Christopher Moore has written thirteen books before “The Serpent of Venice”, and they all drip like poison on a wine glass with a fine wickedness you will surely enjoy. Before writing his first book Practical Demonkeeping in 1992, Moore had been a grocery clerk, insurance broker, waiter, a roofer, and amongst other things a rock and roll DJ. “The Serpent of Venice”, April 22 2014, is a mash-up of “The Merchant of Venice” (from which the book owes its title) “The Cask of Amontillado” and “Othello”. Moore takes these characters and other bits and pieces from canonical literature and pits them against the Fool Pocket, his monkey Jeff and an always aroused giant and apprentice fool, Drool.
Christopher Moore has a command of the vulgar. He is able to slash through the classics with a sick wit that would make many cringe. From Foolâ€™s forced fornication with a sea monster, to Droolâ€™s constant fondling of his member readers will find themselves far from the classic (and somewhat dry) tales most of us had to read in high school. Marco Polo had to spend some time with Drool, â€œIn my travels I have learned to be respectful of other peopleâ€™s culture.â€ â€œWhat culture?â€ â€œWell, heâ€™s English, isnâ€™t he?â€ â€œNonstop wanking is not a part of English culture.â€ Sticking to the traditional themes of these classic tales such as the pursuit of power, deception, and murder Moore takes these tales and flips them on their heads. With love and money, honor, the threat of war, assassinations and more knives in backs than you can shake a cockscomb at, Moore plays on the themes of the classic works he riffed on, with a shag or two thrown in for good measure.
Moore takes the works of Bill Shakespeare and Edgar Allen Poe and with a few tweaks ties them together perfectly. Though written separately and spanning different times Moore weaves them together so well I felt the need to go back and revisit them. Mooreâ€™s reinventing of these classic tales begs you to go back and reread these stories, and after reading The Serpent of Venice I gained a new appreciation for them. I found myself picking up on the more lurid details, reading them from a new perspective.
Christopher Mooreâ€™s The Serpent of Venice takes classic tales and ramps them up with a more modern sense of humor. There are the players, the Merchant Antonio; the Senator Montressor Brabantio; and the Naval officer, Iago. Fool and his party, amongst many others, a ghost (thereâ€™s always a bloody ghost) and the Chorus. The Chorus becomes a character that can now interact with the cast, sometimes funny and at other times part writers convenience, the fourth wall is constantly broken down.

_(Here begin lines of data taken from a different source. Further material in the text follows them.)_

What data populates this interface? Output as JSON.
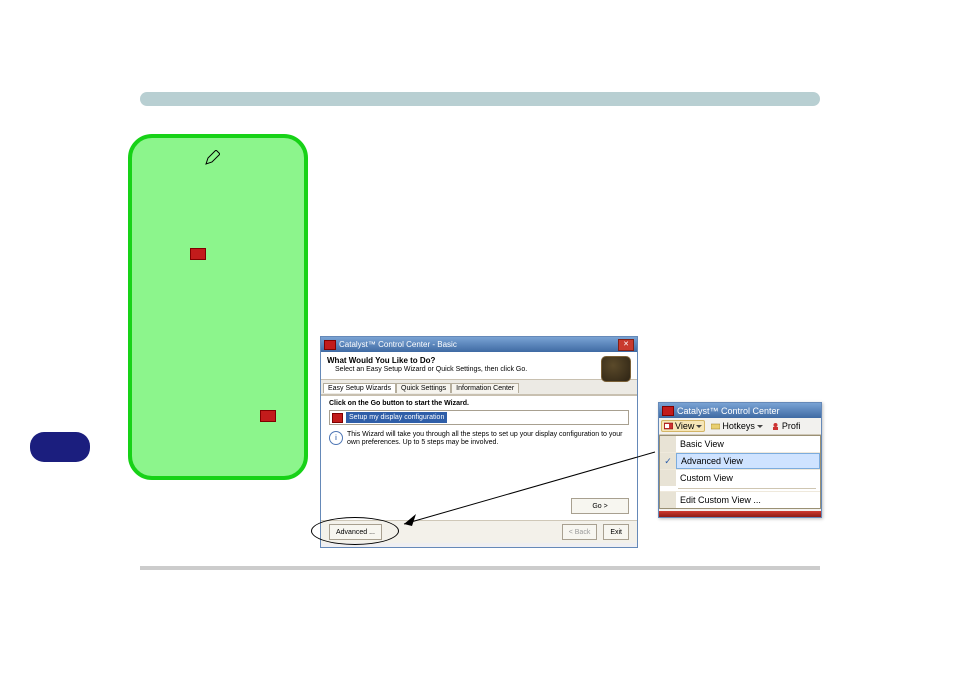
{
  "ccc": {
    "title": "Catalyst™ Control Center - Basic",
    "head_q": "What Would You Like to Do?",
    "head_sub": "Select an Easy Setup Wizard or Quick Settings, then click Go.",
    "tabs": {
      "wizards": "Easy Setup Wizards",
      "quick": "Quick Settings",
      "info": "Information Center"
    },
    "body_head": "Click on the Go button to start the Wizard.",
    "list_item": "Setup my display configuration",
    "info_text": "This Wizard will take you through all the steps to set up your display configuration to your own preferences. Up to 5 steps may be involved.",
    "go": "Go >",
    "advanced": "Advanced ...",
    "back": "< Back",
    "exit": "Exit"
  },
  "viewshot": {
    "title": "Catalyst™ Control Center",
    "toolbar": {
      "view": "View",
      "hotkeys": "Hotkeys",
      "profiles": "Profi"
    },
    "menu": {
      "basic": "Basic View",
      "advanced": "Advanced View",
      "custom": "Custom View",
      "edit": "Edit Custom View ..."
    }
  }
}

The Chorus chimes in from time to time, to set the scene, wrap things up or simple tare into the character and bring to light their faults and follies.
Chorus: â€œAnd so, chained in the dark, naked and bedeviled by a hellish creature unknown, after five changings of the tides, the fool went mad.â€
Fool: â€œI am not madâ€
Christopher Moore uses classic tales and blends them with techniques, diction and a writing style that is easily accessible to readers today. Multiple stories are being told simultaneously, breaking the fourth wall where the characters blatantly question how the world around them works. Moore treats the book itself like a play, setting up the cast and setting the stage. While setting the stage Moore ends it by saying â€œStrangely, although most of the characters are Venetian, everybody speaks English, and with an English accent. Unless otherwise described, assume conditions to be humid.â€ From this moment Moore sets the stage that even though he is working with classic tales, this is meant to be fun. That these great works are a playground, and Moore has brought his A game.
– By: Lou Bizzaro